because of the following reasons:
• Kerala's strong international tourism brand. This makes Kerala an
attractive stop for many tourists who want to sample the attractions of
Kerala during their cruise
• Proximity to the international shipping route. Out of all current major
ports, Cochin is one of the closest to the major shipping channels used by
most cruise liners
• Cochin already has port facilities available to handle all sizes of cruise
• The port is close to the city and tourists can make a quick visit to several
Cochin Port Trust (CPT) has recognised the importance of cruise tourism to their
overall business and has been supportive of the initiative. The same has been
true of Kerala Tourism, who see cruise arrivals as a way of attracting large
numbers of high-spending tourists to Kerala.
The Port has decided to set up a dedicated Cruise Terminal to transform Cochin
into an international cruise destination. It is estimated that as many as 150 ships
a year could call at Cochin once the terminal is commissioned. (The Hindu, K.A.
CPT appointed a consortium of consultants to study the cruise terminal project in
May 2007. (The Hindu, V. Sajeev Kumar, 2008) The consultants recommended
a Public Private Partnership model for the project and an overall project cost of
Rs 375 Crore. The project comprises building a world-class cruise terminal, a
Kerala Village as a major tourist attraction, a 238-room hotel complex, shopping
mall and office complex as well as a parking garage. The port has earmarked
6.71 hectares of land for the project of which 4.24 will bring in lease income while
the rest of the area will be developed through a special purpose vehicle (SPV).
The project was expected to be commissioned in 2010, but is yet to take off as a
private partner to develop the terminal has not yet been identified.
While Kerala possesses 17 intermediate and minor ports, only a few have been
visited by cruise ships. Vizhinjam, on the outskirts of Trivandrum, has been the
foremost of these while Beypore, near Kozhikode, has also received an
These small harbours are usually visited by small, luxury ships with no more than
a 100 passengers on board. Hebridean Spirit and Ocean Odessey are two such
ships which have visited Vizhinjam over the past few years. Slightly larger ships
may anchor offshore and bring their passengers onshore in small tender boats.
For example, Vizhinjam can only handle ships of up to 80 m length and 4.5 m
In the case of Vizhinjam, it is the port's proximity to major tourists attractions and
the city of Trivandrum which makes it a port-of-call for many cruise ships despite
the lack of any tangible facilities. In fact, industry sources are confident that many
larger cruise ships would like to call at Vizhinjam but are discouraged from doing
so due to the lack of handling facilities at the port. (The Hindu, S.A.
Kerala is endowed with minor ports almost along the entire length of its coast,

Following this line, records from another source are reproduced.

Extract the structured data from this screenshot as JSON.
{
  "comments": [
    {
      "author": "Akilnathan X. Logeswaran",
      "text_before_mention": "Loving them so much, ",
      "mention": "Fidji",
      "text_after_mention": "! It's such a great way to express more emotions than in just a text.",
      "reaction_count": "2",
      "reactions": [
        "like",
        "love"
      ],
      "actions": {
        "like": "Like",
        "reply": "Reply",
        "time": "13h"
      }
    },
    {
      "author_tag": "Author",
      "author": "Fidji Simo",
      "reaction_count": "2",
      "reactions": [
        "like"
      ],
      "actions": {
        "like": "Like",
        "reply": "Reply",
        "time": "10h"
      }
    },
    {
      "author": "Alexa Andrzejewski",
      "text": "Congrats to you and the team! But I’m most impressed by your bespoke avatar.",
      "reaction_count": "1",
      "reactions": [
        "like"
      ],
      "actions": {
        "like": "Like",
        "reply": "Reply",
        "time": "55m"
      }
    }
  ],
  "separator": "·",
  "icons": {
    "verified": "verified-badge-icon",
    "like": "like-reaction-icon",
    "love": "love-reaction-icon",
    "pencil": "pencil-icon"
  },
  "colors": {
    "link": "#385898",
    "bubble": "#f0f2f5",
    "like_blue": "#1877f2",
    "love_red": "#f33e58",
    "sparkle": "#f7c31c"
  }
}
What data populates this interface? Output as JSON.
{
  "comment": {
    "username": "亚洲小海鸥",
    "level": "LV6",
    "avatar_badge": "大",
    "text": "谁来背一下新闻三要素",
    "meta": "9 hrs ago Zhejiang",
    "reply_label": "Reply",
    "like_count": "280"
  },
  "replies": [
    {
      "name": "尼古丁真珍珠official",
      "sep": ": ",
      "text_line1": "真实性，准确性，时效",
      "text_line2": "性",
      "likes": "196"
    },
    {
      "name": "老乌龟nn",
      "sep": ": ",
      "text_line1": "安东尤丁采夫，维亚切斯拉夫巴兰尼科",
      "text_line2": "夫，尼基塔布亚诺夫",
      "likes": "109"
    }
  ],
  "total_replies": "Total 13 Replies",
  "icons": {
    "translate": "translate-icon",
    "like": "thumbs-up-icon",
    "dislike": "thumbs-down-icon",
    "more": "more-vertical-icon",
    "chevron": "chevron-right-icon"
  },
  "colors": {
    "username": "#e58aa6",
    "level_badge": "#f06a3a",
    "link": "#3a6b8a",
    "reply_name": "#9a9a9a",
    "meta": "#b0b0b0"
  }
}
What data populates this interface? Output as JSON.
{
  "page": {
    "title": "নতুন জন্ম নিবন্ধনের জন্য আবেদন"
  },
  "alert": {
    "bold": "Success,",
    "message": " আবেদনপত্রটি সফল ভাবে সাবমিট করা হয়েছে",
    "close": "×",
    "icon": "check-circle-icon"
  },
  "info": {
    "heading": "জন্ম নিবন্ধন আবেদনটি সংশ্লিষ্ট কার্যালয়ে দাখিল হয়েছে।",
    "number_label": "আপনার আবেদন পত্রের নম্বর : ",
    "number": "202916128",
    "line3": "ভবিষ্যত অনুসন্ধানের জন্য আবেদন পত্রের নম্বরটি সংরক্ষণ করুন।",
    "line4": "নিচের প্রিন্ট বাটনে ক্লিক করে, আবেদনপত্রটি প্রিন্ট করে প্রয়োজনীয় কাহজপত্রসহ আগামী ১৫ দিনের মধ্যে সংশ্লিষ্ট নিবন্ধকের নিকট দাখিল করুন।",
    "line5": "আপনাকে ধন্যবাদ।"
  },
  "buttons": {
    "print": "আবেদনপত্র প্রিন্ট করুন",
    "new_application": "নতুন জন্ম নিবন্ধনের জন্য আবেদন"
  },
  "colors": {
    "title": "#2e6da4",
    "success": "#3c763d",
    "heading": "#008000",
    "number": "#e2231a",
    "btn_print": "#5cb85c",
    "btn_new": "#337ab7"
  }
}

which makes any part of the State easily accessible from the sea. It is an ideal
cruise destination, where backwaters, hill-stations and cultural attractions can all
be reached within a two hour drive from the landing point. The key hurdles being
faced in utilising these facilities include:
• Lack of draft in minor ports and fishing harbours.
• Absence of passenger handling facilities
• Poor access to many of the minor ports
• Lack of dedicated Customs and Immigration facilities.
While tender boats can be used to ferry passengers to the shores, this is less
ideal than having the ship itself berth at the port and can be disrupted if sea
conditions are less than ideal.
Thus, Kerala has unmatched potential in becoming India's marine cruise tourism
hub but there is a long way to go in developing the world-class infrastructure
needed to realise that potential.
Backwaters in Kerala
Backwaters basically refers to water held or forced back due to a variety of
reasons. In the parlance of tourism, backwater represents a waterbody formed
by the conglomeration of different water sources like rivers, lakes, canals etc.
Kerala, a land of copious rainfall has a profuse overflow that runs into canals
where the rolling water tumbles in a effective surge through hills and mountain
passes to join a number of odd rivers. In the state, out of 44 rivers, 41 flow
towards the West while 3 of the them make their way towards the East. The